***** PROVIDED MATERIAL *****

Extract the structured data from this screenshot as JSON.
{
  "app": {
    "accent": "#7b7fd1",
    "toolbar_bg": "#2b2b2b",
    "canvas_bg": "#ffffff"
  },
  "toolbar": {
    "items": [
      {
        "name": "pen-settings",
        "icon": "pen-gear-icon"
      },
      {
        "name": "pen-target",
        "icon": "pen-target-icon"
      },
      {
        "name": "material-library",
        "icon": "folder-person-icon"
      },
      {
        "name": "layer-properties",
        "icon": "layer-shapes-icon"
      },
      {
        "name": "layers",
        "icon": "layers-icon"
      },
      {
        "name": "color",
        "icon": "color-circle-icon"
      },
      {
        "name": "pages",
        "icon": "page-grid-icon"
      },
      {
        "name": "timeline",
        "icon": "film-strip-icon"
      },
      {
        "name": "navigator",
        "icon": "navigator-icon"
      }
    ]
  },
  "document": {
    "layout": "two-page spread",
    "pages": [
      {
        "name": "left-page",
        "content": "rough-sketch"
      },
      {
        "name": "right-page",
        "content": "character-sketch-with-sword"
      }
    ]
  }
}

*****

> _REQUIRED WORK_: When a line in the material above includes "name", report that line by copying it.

> _WRITTEN ANSWER_:
        "name": "pen-settings",
        "name": "pen-target",
        "name": "material-library",
        "name": "layer-properties",
        "name": "layers",
        "name": "color",
        "name": "pages",
        "name": "timeline",
        "name": "navigator",
        "name": "left-page",
        "name": "right-page",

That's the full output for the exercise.